Next Sunday morning, at seven a.m. (!), in freezing rain, I was on a small bare island formed by the river bend in Redstone's suburbs. Of course, where else would a testing ground for combat mages be? There were five recruits - "cleaners" and a corporal-instructor with a face that sickened me.
am I a rookie?" I asked him.
nce when does anyone care about it?" he replied.
The training was
supposed to run every Sunday from seven to eleven a.m.
"Fighters!" the voice of
our instructor was heard without any amplifying magic throughout the whole island. "Young defenders of Ingernika! Today you are in for a bumpy ride! Ordeals await you along the way. Some will die, but you will not disgrace the honor of a combat mage!"
What an enchanting
I listened and tried to
figure out why the training was set for Sunday. Did the corporal like his job so much as to work seven days a week? Then I realized that weekdays were taken by refresher training for the "cleaners" on active duty, and the salaried combat mages would never come to work on their days off. The fact that newbies were forced to practice on Sunday mornings meant that Satal seriously intended to get his subordinates back in shape. And I was one of them...

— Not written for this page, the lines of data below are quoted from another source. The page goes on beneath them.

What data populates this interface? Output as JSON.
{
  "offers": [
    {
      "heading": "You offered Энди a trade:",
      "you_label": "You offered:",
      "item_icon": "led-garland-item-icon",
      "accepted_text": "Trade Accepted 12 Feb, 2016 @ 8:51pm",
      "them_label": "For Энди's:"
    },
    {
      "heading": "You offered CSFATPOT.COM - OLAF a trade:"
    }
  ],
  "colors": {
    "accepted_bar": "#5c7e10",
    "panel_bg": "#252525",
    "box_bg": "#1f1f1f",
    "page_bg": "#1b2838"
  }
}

"Tangor!" the corporal bellowed in
a voice that could make any white mage a stutterer. "What are you busy with?"
I'm listening, sir," I readily reported, feeling acute déjà vu.
"Then answer, Mr. Egghead,
" he pointed his finger, fat as a sausage, at me. By that time I disliked him so much that if he had grabbed me by the shoulder, I would have killed him. "What is the first thing to do in a fight with the otherworldly?"
"To determine what kind of
a being that is?" I suggested gently, trying not to pay attention to the proximity of his ugly face.
My brothers in arms giggled in unison.
ven my heart nearly jumped out of my chest from the corporal's roar. Why did he shout so loudly?
"His was the only correct answer
, you blockheads," the corporal continued.
Hairy caterpillars started crawling along my back from his voice.
In comparison with the corporal, my university professor of combat Mr. Rakshat looked like one of the most cultured and polite magicians! I shouldn't worry about the future of Ingernika until there are men who can make a dark mage from Krauhard tremble. Or was it just my nerves acting up? No, a neighbor to the left of me became too pale, zombie-like. Two recruits to the right looked at each other uneasily, perhaps conspiring to escape. Ha! The ferry was gone; the island was connected with the mainland through a drawbridge, whose bascules, of course, were already drawn. That scumbag thought of everything in advance - his recruits could not hide or escape!
start of our training resounded with screams of "Dangemaharus", crackles of lightning, and the instructor's swearing - the newbies demonstrated their abilities on zombie simulators. The corporal seemed not to know how to speak in compound sentences, but there were no university graduates among us (except me, of course). The other four recruits were typical dark mages by today's standards - impudent and undereducated. If not for Uncle Gordon, I would have been one of them. Obviously, they weren't interested in theoretical subtleties and went through the ritual of Empowerment in some provincial college or in the army lad camp. The cadets were taught, "The simpler the better." Of course, the principle of simplicity works well; I myself made a lot of money on the side with a single learnt spell. The corporal polished the recruits' reflexes and taught them how to avoid the most typical mistakes, not bothering himself with an explanation as to why the other way around wouldn't work. Too much knowledge makes the head bald, as they say.